European stocks shut generally lower on Tuesday, as worries about the Covid in Europe, and a cutoff time for U.S. financial improvement to be concurred, burdened market slant.
The skillet European Stoxx 600 shut somewhere near 0.2% temporarily, paring prior misfortunes, with Germany’s DAX and France’s CAC shedding 0.9% and 0.3% separately, while the U.K’s. FTSE 100 was barely higher. Regarding areas, tech stocks drove the misfortunes, down 1%, while banks climbed 0.9%.
The course of the coronavirus pandemic is at the forefront of investors’ minds as the number of daily new infections reached a record high in Europe Monday. Investors are also keeping an eye on U.S. politics. U.S. stocks climbed early on Tuesday ahead of a deadline for a new fiscal stimulus deal from Washington.
It comes after House Speaker Nancy Pelosi and Treasury Secretary Steven Mnuchin “continued to narrow their differences” in a Monday afternoon phone call to discuss another stimulus package, according toPelosi’s spokesman Drew Hammill. The speaker said that Tuesday is the deadline to reach an agreement before the Nov. 3 election.
Looking at individual stocks, UBS reported a net income of $2.1 billion for the third quarter on Tuesday, up 99% from the same period last year. Analysts had forecast reported net income of $1.5 billion for the quarter, according to data from Refinitiv Eikon. Shares of the world’s largest wealth manager rose almost 3% on the news.
Sticking with Swiss companies, Logitech surged to the top of the European benchmark during Tuesday’s trade. The computer equipment maker reported a 75% jump in second-quarter sales, citing a boost in demand as many people adapt to working from home amid the pandemic. Shares of Logitech jumped almost 16%.

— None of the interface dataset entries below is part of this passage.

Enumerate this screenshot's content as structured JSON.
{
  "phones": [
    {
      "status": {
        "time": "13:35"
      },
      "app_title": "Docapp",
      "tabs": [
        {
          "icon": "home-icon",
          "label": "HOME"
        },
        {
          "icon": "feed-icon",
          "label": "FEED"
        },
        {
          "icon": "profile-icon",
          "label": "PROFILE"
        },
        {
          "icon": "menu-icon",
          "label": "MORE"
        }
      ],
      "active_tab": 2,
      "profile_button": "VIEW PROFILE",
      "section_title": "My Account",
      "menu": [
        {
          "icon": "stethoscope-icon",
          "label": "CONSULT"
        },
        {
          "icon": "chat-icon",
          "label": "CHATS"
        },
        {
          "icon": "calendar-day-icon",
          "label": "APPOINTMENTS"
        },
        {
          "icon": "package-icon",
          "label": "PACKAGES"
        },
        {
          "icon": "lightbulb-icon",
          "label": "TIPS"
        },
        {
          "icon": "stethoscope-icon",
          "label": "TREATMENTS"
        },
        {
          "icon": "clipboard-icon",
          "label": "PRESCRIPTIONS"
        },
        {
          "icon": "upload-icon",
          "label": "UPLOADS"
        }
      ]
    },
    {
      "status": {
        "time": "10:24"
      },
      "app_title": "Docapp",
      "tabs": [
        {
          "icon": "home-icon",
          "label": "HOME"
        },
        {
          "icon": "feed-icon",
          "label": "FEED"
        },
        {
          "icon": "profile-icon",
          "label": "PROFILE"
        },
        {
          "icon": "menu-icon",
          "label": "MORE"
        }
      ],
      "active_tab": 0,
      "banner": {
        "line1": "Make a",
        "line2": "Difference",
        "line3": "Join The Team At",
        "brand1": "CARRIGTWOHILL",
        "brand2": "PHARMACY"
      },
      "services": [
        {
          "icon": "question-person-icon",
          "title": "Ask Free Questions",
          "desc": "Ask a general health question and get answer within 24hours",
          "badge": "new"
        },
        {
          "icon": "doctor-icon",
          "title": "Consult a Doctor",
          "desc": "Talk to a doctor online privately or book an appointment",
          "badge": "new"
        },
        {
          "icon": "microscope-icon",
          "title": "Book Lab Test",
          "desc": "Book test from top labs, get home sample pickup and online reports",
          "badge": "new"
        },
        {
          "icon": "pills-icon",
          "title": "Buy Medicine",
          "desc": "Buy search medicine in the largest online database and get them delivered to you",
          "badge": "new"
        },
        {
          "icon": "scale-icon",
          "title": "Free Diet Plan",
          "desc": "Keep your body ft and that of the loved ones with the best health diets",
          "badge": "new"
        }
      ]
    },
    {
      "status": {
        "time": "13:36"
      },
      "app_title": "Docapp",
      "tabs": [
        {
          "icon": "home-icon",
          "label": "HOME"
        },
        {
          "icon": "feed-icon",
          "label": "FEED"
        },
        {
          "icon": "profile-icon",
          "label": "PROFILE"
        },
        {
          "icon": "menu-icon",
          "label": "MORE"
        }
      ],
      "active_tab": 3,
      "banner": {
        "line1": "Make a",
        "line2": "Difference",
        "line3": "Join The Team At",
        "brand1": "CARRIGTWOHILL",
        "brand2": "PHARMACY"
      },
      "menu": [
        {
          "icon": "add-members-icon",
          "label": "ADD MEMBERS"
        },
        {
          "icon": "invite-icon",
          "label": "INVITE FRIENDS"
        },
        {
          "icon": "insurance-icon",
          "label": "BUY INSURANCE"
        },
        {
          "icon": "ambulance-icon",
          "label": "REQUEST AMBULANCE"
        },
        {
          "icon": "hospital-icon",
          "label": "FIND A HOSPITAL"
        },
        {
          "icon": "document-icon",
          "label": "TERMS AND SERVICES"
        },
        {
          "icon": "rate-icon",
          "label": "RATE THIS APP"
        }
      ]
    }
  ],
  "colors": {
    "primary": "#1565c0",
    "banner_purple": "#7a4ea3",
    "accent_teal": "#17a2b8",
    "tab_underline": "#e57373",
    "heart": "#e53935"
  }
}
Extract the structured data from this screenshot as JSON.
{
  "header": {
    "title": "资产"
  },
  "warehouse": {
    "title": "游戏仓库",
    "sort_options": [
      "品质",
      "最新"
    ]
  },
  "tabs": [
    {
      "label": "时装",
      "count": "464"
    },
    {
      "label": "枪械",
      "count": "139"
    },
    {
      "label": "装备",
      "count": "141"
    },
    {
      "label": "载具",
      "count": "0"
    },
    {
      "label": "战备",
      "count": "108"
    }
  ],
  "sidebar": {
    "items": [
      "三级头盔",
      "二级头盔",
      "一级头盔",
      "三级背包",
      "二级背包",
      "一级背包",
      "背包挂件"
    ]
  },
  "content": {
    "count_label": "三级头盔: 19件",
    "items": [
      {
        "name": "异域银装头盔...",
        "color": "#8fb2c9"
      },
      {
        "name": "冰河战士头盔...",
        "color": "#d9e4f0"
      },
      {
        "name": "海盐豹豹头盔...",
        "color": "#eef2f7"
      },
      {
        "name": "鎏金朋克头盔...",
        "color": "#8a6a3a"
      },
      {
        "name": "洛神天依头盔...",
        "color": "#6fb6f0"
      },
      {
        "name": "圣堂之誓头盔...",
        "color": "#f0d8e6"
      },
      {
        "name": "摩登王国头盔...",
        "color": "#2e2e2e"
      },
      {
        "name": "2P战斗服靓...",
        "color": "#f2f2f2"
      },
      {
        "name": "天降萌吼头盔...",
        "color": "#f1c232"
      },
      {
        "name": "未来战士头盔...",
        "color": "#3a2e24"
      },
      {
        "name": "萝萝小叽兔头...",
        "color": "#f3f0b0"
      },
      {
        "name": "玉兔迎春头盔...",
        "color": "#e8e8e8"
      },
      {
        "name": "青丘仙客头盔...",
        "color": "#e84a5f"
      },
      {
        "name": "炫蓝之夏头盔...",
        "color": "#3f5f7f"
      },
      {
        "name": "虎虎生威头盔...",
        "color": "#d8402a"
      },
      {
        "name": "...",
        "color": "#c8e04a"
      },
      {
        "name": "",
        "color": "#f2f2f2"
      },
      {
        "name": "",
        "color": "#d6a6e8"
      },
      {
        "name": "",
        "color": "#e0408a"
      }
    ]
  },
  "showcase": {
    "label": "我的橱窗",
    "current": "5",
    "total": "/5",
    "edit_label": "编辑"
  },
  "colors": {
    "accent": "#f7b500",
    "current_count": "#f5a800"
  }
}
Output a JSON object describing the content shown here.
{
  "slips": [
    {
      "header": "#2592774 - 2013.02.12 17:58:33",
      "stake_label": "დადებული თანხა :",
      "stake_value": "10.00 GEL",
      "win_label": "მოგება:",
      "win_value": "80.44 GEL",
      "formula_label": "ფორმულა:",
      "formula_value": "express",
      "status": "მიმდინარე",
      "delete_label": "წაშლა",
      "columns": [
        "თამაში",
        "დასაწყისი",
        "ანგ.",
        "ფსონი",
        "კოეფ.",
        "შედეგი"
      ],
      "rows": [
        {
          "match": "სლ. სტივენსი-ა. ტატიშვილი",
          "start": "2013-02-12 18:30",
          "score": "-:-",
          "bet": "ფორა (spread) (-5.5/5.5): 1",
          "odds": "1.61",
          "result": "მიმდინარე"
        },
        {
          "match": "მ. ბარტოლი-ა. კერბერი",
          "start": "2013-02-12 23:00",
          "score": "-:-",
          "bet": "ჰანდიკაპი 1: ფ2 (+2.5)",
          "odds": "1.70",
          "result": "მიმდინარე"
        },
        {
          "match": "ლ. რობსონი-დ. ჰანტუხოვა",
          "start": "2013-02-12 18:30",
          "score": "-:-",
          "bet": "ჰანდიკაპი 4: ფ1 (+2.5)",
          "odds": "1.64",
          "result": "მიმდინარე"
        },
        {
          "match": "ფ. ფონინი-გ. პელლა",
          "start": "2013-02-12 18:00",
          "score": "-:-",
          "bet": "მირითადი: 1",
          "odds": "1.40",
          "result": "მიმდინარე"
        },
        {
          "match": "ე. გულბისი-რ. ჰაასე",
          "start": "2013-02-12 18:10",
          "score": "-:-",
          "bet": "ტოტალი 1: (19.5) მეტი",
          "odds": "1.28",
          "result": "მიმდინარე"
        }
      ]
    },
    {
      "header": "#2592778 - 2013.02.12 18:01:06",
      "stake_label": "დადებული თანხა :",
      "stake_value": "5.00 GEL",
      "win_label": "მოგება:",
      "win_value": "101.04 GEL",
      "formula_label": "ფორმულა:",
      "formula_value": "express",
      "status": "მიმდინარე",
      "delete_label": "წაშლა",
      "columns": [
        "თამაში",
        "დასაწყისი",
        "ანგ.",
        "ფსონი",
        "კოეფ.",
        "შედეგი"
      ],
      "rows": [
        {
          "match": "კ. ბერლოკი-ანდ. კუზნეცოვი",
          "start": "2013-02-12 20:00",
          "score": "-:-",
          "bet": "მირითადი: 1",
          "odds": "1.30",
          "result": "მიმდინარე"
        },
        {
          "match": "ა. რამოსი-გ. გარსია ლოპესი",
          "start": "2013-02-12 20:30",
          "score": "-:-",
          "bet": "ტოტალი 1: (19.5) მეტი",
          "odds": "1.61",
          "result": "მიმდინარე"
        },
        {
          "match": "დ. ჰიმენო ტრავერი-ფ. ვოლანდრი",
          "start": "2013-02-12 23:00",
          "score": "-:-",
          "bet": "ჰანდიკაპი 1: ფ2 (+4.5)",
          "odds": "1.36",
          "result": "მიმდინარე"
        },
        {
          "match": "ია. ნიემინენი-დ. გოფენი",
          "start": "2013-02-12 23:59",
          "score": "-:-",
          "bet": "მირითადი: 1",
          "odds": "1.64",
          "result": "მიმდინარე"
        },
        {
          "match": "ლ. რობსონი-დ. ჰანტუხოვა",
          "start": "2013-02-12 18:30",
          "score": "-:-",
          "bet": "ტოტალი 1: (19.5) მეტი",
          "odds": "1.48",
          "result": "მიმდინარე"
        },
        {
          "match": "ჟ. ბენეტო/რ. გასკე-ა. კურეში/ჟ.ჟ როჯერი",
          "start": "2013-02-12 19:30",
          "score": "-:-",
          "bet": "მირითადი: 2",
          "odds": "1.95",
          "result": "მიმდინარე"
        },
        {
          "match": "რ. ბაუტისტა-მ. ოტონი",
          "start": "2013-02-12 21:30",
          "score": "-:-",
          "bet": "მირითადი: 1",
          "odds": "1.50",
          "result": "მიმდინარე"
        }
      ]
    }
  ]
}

Meanwhile, rail booking app Trainline fell nearly 13% after announcing that CEO Clare Gilmartin will step down at the end of February 2021.